Elephants have long held a special place in Thai culture, from their employment as fighters in combat to their use as animals of burden to carry agricultural goods and forest-felled logs. Around 100,000 elephants are thought to have roamed Thailand’s woods at the turn of the 20th century. There are currently between 1,500 and 2,000 wild elephants, with some estimates as low as 1,000, according to the majority of specialists. The rapid demise in the Thai elephant population has occurred from the lack of habitat due to a rising human population together with poaching. Between 3,000 and 4,000 captive elephants are thought to be utilized in the various types of elephant tourism.
The importance of this foundational animal to Thailand is highlighted on National Thai Elephant Day. They act as the forest’s gardeners, scattering diverse seeds covered in organic fertilizer along the way to promote biodiversity. Elephants are among the most intelligent animals that have ever lived on the earth, and they exhibit many of the same emotions as humans. They are devoted to their offspring, suffer deeply when denied a natural existence, and have a strong sense of devotion for other herd members.
To conserve the remaining wild elephant population and give the numerous captive elephants in Thailand a life worth living, every effort must be made. Elephant tourism has recently moved away from traditional activities and toward a more considerate ecotourism approach. More and more people are refusing dangerous practices like riding elephants and engaging in degrading circus antics. Instead, they are opting for ethical types of elephant tourism that allow visitors who respect elephants to freely roam the jungle while they forage, interact, and play.

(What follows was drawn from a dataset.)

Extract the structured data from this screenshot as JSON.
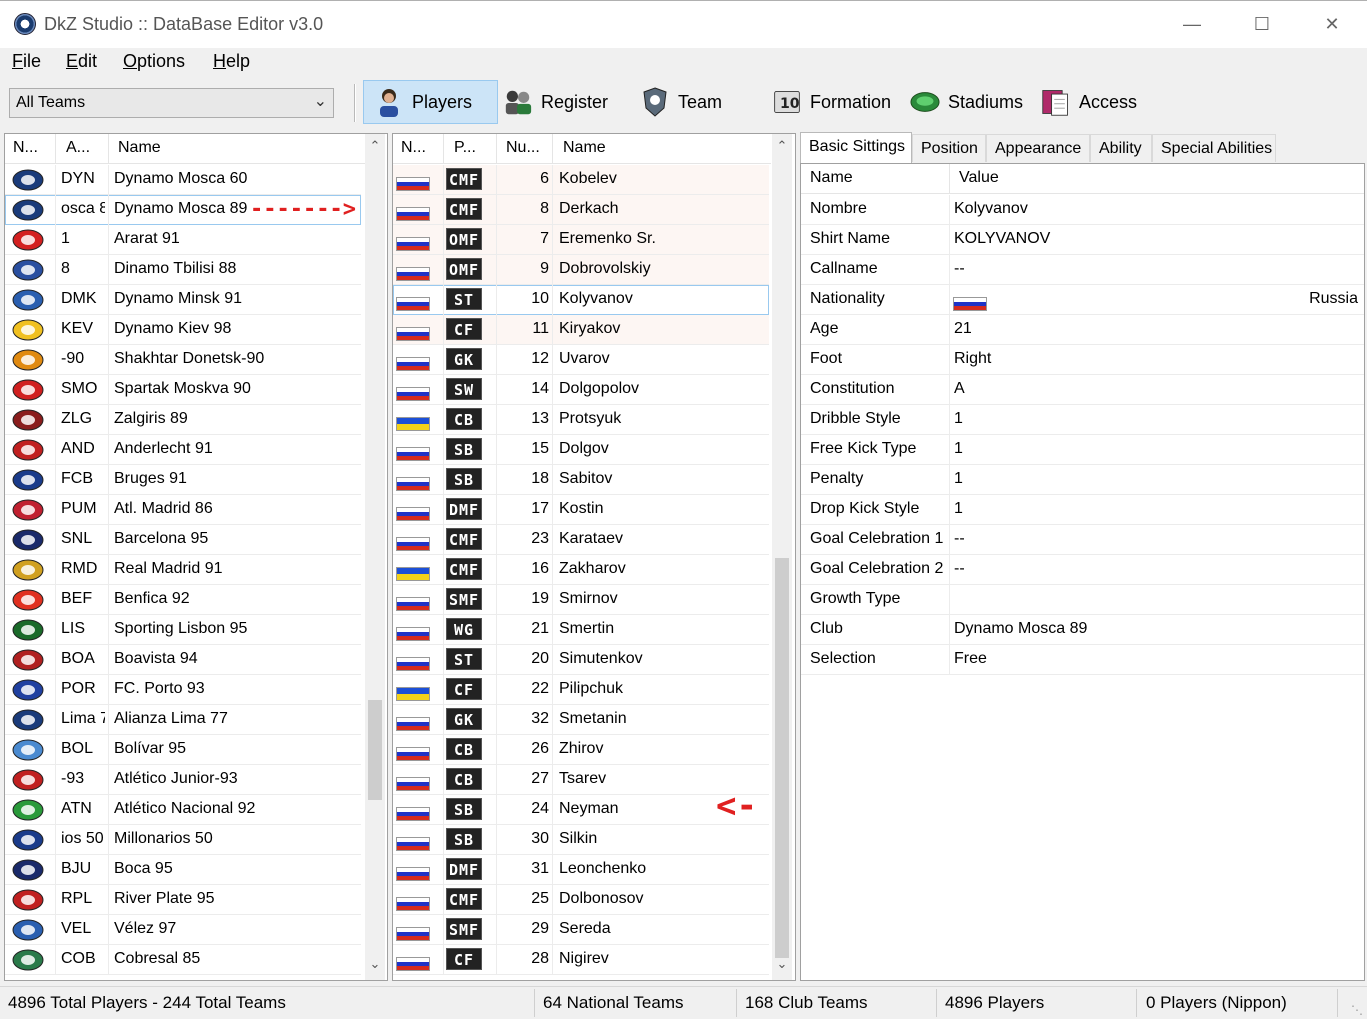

Elephants are revered as a national animal in Thailand, representing power and honor. May all elephants be treated with the reverence they merit. They have done so much for the community. Now is the time to repay them and provide them the respect they deserve as a significant and extraordinary species.